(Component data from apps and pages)
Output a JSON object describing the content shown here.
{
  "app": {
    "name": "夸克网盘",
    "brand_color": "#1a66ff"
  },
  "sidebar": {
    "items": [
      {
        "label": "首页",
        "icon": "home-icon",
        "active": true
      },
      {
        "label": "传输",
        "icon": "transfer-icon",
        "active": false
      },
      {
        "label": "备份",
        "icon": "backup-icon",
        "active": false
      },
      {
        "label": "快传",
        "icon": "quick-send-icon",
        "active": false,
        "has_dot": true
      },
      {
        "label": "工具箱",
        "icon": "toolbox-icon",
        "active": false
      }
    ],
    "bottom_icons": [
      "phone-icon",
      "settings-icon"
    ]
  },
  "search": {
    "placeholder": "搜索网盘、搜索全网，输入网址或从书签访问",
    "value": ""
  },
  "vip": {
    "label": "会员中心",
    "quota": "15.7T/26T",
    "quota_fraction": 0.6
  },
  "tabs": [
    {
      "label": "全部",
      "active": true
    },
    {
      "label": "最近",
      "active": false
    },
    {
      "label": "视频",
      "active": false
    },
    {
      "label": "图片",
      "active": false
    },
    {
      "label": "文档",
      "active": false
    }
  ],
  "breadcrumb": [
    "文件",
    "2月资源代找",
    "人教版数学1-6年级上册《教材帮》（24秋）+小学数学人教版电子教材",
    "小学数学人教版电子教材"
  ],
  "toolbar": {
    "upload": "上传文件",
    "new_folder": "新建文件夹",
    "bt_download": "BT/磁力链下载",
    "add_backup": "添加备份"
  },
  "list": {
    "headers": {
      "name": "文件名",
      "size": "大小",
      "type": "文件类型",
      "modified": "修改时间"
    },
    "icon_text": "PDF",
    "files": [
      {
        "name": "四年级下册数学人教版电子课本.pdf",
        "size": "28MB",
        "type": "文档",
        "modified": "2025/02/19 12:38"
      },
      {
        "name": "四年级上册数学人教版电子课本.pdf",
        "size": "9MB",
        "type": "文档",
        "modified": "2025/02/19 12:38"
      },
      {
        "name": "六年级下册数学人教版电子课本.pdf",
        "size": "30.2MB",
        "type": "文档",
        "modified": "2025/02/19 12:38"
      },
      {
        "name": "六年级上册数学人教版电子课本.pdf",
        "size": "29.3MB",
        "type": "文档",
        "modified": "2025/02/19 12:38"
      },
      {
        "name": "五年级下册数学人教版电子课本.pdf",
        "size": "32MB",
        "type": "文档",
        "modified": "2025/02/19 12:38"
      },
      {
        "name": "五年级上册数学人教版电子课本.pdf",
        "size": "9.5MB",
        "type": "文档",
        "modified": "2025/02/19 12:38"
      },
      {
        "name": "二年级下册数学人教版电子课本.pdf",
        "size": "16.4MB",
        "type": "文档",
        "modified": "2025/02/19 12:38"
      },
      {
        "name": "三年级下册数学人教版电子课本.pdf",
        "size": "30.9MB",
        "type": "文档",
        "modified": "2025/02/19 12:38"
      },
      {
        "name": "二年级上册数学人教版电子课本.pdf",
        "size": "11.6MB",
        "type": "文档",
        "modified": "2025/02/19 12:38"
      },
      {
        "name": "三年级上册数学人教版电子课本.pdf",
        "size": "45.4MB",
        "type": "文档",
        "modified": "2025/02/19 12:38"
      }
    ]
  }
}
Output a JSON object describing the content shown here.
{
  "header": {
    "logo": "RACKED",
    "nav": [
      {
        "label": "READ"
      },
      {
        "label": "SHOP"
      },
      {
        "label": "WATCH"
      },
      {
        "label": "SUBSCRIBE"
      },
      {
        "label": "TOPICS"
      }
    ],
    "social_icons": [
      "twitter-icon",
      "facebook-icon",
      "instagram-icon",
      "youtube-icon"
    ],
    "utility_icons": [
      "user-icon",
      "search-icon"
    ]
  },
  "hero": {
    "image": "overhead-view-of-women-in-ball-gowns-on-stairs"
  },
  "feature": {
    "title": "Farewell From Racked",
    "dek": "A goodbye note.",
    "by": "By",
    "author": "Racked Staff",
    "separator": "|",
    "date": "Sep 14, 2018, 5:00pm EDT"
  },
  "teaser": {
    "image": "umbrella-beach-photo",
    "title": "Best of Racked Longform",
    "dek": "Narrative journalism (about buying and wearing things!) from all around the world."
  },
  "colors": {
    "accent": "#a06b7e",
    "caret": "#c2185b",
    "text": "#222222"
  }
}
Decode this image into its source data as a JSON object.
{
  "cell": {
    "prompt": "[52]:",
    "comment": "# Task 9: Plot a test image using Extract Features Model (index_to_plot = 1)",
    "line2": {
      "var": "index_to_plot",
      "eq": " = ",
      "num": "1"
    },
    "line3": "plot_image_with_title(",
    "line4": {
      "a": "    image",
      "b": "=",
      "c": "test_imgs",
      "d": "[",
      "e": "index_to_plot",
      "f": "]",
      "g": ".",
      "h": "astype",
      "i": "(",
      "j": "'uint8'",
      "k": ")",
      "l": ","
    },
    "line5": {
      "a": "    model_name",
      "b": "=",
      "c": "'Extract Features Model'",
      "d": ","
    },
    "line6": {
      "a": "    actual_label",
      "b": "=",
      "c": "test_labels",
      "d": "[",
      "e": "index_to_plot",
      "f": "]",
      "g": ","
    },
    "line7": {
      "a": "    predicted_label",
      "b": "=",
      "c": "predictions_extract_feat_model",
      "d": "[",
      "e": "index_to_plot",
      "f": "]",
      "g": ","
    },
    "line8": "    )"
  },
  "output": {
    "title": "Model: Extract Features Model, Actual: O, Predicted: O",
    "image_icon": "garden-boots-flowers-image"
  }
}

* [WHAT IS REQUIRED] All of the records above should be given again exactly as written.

* [YOUR RESPONSE]
Output a JSON object describing the content shown here.
{
  "app": {
    "name": "夸克网盘",
    "brand_color": "#1a66ff"
  },
  "sidebar": {
    "items": [
      {
        "label": "首页",
        "icon": "home-icon",
        "active": true
      },
      {
        "label": "传输",
        "icon": "transfer-icon",
        "active": false
      },
      {
        "label": "备份",
        "icon": "backup-icon",
        "active": false
      },
      {
        "label": "快传",
        "icon": "quick-send-icon",
        "active": false,
        "has_dot": true
      },
      {
        "label": "工具箱",
        "icon": "toolbox-icon",
        "active": false
      }
    ],
    "bottom_icons": [
      "phone-icon",
      "settings-icon"
    ]
  },
  "search": {
    "placeholder": "搜索网盘、搜索全网，输入网址或从书签访问",
    "value": ""
  },
  "vip": {
    "label": "会员中心",
    "quota": "15.7T/26T",
    "quota_fraction": 0.6
  },
  "tabs": [
    {
      "label": "全部",
      "active": true
    },
    {
      "label": "最近",
      "active": false
    },
    {
      "label": "视频",
      "active": false
    },
    {
      "label": "图片",
      "active": false
    },
    {
      "label": "文档",
      "active": false
    }
  ],
  "breadcrumb": [
    "文件",
    "2月资源代找",
    "人教版数学1-6年级上册《教材帮》（24秋）+小学数学人教版电子教材",
    "小学数学人教版电子教材"
  ],
  "toolbar": {
    "upload": "上传文件",
    "new_folder": "新建文件夹",
    "bt_download": "BT/磁力链下载",
    "add_backup": "添加备份"
  },
  "list": {
    "headers": {
      "name": "文件名",
      "size": "大小",
      "type": "文件类型",
      "modified": "修改时间"
    },
    "icon_text": "PDF",
    "files": [
      {
        "name": "四年级下册数学人教版电子课本.pdf",
        "size": "28MB",
        "type": "文档",
        "modified": "2025/02/19 12:38"
      },
      {
        "name": "四年级上册数学人教版电子课本.pdf",
        "size": "9MB",
        "type": "文档",
        "modified": "2025/02/19 12:38"
      },
      {
        "name": "六年级下册数学人教版电子课本.pdf",
        "size": "30.2MB",
        "type": "文档",
        "modified": "2025/02/19 12:38"
      },
      {
        "name": "六年级上册数学人教版电子课本.pdf",
        "size": "29.3MB",
        "type": "文档",
        "modified": "2025/02/19 12:38"
      },
      {
        "name": "五年级下册数学人教版电子课本.pdf",
        "size": "32MB",
        "type": "文档",
        "modified": "2025/02/19 12:38"
      },
      {
        "name": "五年级上册数学人教版电子课本.pdf",
        "size": "9.5MB",
        "type": "文档",
        "modified": "2025/02/19 12:38"
      },
      {
        "name": "二年级下册数学人教版电子课本.pdf",
        "size": "16.4MB",
        "type": "文档",
        "modified": "2025/02/19 12:38"
      },
      {
        "name": "三年级下册数学人教版电子课本.pdf",
        "size": "30.9MB",
        "type": "文档",
        "modified": "2025/02/19 12:38"
      },
      {
        "name": "二年级上册数学人教版电子课本.pdf",
        "size": "11.6MB",
        "type": "文档",
        "modified": "2025/02/19 12:38"
      },
      {
        "name": "三年级上册数学人教版电子课本.pdf",
        "size": "45.4MB",
        "type": "文档",
        "modified": "2025/02/19 12:38"
      }
    ]
  }
}
Output a JSON object describing the content shown here.
{
  "header": {
    "logo": "RACKED",
    "nav": [
      {
        "label": "READ"
      },
      {
        "label": "SHOP"
      },
      {
        "label": "WATCH"
      },
      {
        "label": "SUBSCRIBE"
      },
      {
        "label": "TOPICS"
      }
    ],
    "social_icons": [
      "twitter-icon",
      "facebook-icon",
      "instagram-icon",
      "youtube-icon"
    ],
    "utility_icons": [
      "user-icon",
      "search-icon"
    ]
  },
  "hero": {
    "image": "overhead-view-of-women-in-ball-gowns-on-stairs"
  },
  "feature": {
    "title": "Farewell From Racked",
    "dek": "A goodbye note.",
    "by": "By",
    "author": "Racked Staff",
    "separator": "|",
    "date": "Sep 14, 2018, 5:00pm EDT"
  },
  "teaser": {
    "image": "umbrella-beach-photo",
    "title": "Best of Racked Longform",
    "dek": "Narrative journalism (about buying and wearing things!) from all around the world."
  },
  "colors": {
    "accent": "#a06b7e",
    "caret": "#c2185b",
    "text": "#222222"
  }
}
Decode this image into its source data as a JSON object.
{
  "cell": {
    "prompt": "[52]:",
    "comment": "# Task 9: Plot a test image using Extract Features Model (index_to_plot = 1)",
    "line2": {
      "var": "index_to_plot",
      "eq": " = ",
      "num": "1"
    },
    "line3": "plot_image_with_title(",
    "line4": {
      "a": "    image",
      "b": "=",
      "c": "test_imgs",
      "d": "[",
      "e": "index_to_plot",
      "f": "]",
      "g": ".",
      "h": "astype",
      "i": "(",
      "j": "'uint8'",
      "k": ")",
      "l": ","
    },
    "line5": {
      "a": "    model_name",
      "b": "=",
      "c": "'Extract Features Model'",
      "d": ","
    },
    "line6": {
      "a": "    actual_label",
      "b": "=",
      "c": "test_labels",
      "d": "[",
      "e": "index_to_plot",
      "f": "]",
      "g": ","
    },
    "line7": {
      "a": "    predicted_label",
      "b": "=",
      "c": "predictions_extract_feat_model",
      "d": "[",
      "e": "index_to_plot",
      "f": "]",
      "g": ","
    },
    "line8": "    )"
  },
  "output": {
    "title": "Model: Extract Features Model, Actual: O, Predicted: O",
    "image_icon": "garden-boots-flowers-image"
  }
}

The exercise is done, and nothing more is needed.